_Data records for software interfaces_:
───

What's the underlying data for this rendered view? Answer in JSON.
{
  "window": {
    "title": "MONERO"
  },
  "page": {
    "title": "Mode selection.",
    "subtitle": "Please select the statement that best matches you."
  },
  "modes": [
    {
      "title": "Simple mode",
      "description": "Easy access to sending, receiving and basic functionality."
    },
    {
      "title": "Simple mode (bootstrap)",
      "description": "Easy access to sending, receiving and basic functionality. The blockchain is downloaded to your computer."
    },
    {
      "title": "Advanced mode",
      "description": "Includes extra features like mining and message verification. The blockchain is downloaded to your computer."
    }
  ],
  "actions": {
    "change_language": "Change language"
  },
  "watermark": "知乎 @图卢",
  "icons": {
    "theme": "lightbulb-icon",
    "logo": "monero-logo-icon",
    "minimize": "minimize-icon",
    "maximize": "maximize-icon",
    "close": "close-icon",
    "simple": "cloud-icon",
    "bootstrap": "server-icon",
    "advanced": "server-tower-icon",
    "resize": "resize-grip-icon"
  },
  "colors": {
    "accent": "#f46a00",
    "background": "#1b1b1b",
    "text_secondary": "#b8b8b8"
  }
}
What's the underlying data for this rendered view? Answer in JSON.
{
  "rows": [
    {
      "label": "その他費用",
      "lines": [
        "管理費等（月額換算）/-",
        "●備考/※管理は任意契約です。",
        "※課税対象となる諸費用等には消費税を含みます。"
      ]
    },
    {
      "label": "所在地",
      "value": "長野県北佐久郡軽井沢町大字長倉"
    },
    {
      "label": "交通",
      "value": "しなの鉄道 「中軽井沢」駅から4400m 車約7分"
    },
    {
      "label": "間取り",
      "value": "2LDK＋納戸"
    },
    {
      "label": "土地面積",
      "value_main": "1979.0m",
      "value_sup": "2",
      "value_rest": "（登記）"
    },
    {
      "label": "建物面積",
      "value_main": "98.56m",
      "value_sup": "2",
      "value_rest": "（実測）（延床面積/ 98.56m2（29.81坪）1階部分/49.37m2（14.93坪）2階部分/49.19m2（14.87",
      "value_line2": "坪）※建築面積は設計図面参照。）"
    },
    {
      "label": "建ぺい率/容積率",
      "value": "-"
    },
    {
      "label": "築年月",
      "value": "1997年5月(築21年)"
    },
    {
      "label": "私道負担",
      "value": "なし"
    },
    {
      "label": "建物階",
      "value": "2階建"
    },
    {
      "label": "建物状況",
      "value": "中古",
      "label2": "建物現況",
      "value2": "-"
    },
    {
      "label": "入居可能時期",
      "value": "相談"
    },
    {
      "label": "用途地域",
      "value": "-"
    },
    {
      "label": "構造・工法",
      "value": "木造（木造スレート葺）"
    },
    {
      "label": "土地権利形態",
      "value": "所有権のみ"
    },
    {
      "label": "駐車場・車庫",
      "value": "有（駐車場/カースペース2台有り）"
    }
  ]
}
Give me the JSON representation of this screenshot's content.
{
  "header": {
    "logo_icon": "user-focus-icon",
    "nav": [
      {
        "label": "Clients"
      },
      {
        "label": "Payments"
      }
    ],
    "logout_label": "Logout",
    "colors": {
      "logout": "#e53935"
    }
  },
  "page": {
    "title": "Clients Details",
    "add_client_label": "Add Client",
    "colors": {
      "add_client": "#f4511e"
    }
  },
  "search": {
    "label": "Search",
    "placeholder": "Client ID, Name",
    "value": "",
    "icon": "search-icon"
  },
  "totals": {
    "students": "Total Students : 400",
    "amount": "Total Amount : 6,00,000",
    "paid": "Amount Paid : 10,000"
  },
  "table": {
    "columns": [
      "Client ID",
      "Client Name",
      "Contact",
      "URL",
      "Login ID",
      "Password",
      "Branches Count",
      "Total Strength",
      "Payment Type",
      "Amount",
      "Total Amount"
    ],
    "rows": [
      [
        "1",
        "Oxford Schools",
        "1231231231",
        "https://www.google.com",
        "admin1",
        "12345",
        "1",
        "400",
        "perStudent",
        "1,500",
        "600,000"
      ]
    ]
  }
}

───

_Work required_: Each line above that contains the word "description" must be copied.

_Answer to the exercise_:
      "description": "Easy access to sending, receiving and basic functionality."
      "description": "Easy access to sending, receiving and basic functionality. The blockchain is downloaded to your computer."
      "description": "Includes extra features like mining and message verification. The blockchain is downloaded to your computer."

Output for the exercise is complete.